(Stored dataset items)
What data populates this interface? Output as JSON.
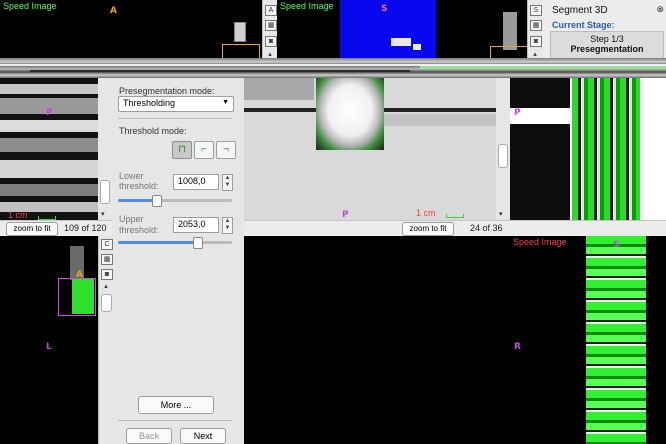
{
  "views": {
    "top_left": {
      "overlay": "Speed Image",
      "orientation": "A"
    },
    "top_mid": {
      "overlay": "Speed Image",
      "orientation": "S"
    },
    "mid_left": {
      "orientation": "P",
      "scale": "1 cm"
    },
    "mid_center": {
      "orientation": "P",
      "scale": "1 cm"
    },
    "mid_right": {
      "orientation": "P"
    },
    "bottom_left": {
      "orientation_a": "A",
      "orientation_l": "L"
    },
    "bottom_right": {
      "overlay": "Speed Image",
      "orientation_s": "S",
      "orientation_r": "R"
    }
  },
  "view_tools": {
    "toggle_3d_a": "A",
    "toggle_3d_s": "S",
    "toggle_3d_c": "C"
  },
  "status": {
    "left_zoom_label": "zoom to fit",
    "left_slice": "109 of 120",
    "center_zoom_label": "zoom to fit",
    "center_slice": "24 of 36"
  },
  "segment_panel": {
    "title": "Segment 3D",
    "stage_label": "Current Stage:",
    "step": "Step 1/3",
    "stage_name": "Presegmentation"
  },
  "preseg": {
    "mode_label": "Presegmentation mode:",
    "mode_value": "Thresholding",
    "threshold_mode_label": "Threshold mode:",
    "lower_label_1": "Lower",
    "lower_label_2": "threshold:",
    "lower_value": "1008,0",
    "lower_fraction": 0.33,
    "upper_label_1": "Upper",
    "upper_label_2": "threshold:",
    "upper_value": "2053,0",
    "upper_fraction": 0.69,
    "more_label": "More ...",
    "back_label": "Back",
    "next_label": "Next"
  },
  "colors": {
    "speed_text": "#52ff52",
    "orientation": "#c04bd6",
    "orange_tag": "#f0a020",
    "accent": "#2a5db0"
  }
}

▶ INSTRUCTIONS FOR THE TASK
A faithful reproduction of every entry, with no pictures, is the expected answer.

▶ WRITTEN RESPONSE
What data populates this interface? Output as JSON.
{
  "views": {
    "top_left": {
      "overlay": "Speed Image",
      "orientation": "A"
    },
    "top_mid": {
      "overlay": "Speed Image",
      "orientation": "S"
    },
    "mid_left": {
      "orientation": "P",
      "scale": "1 cm"
    },
    "mid_center": {
      "orientation": "P",
      "scale": "1 cm"
    },
    "mid_right": {
      "orientation": "P"
    },
    "bottom_left": {
      "orientation_a": "A",
      "orientation_l": "L"
    },
    "bottom_right": {
      "overlay": "Speed Image",
      "orientation_s": "S",
      "orientation_r": "R"
    }
  },
  "view_tools": {
    "toggle_3d_a": "A",
    "toggle_3d_s": "S",
    "toggle_3d_c": "C"
  },
  "status": {
    "left_zoom_label": "zoom to fit",
    "left_slice": "109 of 120",
    "center_zoom_label": "zoom to fit",
    "center_slice": "24 of 36"
  },
  "segment_panel": {
    "title": "Segment 3D",
    "stage_label": "Current Stage:",
    "step": "Step 1/3",
    "stage_name": "Presegmentation"
  },
  "preseg": {
    "mode_label": "Presegmentation mode:",
    "mode_value": "Thresholding",
    "threshold_mode_label": "Threshold mode:",
    "lower_label_1": "Lower",
    "lower_label_2": "threshold:",
    "lower_value": "1008,0",
    "lower_fraction": 0.33,
    "upper_label_1": "Upper",
    "upper_label_2": "threshold:",
    "upper_value": "2053,0",
    "upper_fraction": 0.69,
    "more_label": "More ...",
    "back_label": "Back",
    "next_label": "Next"
  },
  "colors": {
    "speed_text": "#52ff52",
    "orientation": "#c04bd6",
    "orange_tag": "#f0a020",
    "accent": "#2a5db0"
  }
}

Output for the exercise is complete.